The European Club Association (ECA) has called for the number of international fixtures to be halved from 2014 and has repeated its call for a greater say in how the game is run.

The current international calendar, which expires in 2014, provides for 12 games a year but the ECA wants this reduced to six. These fixtures would not include games at major tournaments such as the FIFA World Cup and continental competitions, along with pre-tournament friendlies. Manchester United chief executive David Gill, an ECA board member, told reporters after the organisation’s general assembly on Tuesday: “In an ideal world we would be talking about six double dates over a two-year period. This is a reduction but still gives the right balance between the requirements of the national team and what the clubs want.”

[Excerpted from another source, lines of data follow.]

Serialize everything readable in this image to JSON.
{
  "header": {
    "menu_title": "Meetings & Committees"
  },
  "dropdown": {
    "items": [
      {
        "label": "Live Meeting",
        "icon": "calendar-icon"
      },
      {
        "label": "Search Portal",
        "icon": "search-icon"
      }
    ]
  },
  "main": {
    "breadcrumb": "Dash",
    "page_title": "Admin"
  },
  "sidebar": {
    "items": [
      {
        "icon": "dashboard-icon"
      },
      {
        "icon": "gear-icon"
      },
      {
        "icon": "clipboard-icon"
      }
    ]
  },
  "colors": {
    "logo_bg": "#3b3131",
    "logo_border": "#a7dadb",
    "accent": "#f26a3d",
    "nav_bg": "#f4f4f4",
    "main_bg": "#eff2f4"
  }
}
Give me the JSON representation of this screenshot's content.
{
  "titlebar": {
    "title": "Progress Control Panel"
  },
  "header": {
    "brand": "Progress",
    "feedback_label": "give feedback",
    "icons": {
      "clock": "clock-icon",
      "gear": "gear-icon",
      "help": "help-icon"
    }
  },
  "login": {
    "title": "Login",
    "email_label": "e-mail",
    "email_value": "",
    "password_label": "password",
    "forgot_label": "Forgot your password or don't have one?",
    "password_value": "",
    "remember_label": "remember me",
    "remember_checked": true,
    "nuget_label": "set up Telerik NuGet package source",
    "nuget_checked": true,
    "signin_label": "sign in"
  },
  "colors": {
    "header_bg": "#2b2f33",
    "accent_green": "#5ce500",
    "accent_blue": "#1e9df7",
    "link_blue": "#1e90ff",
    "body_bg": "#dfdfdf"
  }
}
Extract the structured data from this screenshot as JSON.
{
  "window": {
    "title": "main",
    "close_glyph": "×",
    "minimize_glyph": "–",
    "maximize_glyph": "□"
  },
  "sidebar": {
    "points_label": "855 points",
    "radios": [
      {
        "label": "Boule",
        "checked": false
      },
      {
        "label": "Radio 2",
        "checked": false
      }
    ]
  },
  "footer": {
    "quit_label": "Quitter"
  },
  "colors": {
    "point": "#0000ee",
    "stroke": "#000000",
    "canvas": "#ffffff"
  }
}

ECA president, Karl-Heinz Rummenigge, added: “Everything regarding the calendar has been tailored in favour of the national teams; I believe now is the time to re-discover the balance between the interest of the national teams and the clubs.” Along with the international calendar, the ECA’s agenda also included the establishment of an insurance policy for players injured on international duty and “just compensation” to clubs for the release of their players. The themes of good governance, transparency and democracy were also to the fore.

“I believe we are the most important stakeholder in football,” said Rummenigge. “Without our players and employees, who are paid exclusively by the clubs, you cannot run the business. That is something all federations have to recognise. Everybody believes it is time that governing bodies recognise that clubs have to be included in the decision-making process.”

Rummenigge stated he had spoken to both FIFA president Sepp Blatter and UEFA counterpart Michel Platini, adding that he was “not pessimistic” that a deal could be reached. Rummenigge presented a more conciliatory tone on Tuesday after previously calling for a club-led “revolution” against the decision makers in world football, railing against the “daily corruption process at FIFA”.  The ECA was formed in the wake of the disbanding of the G-14 Group in January 2008. It represents 201 clubs across Europe and is fully recognised by FIFA.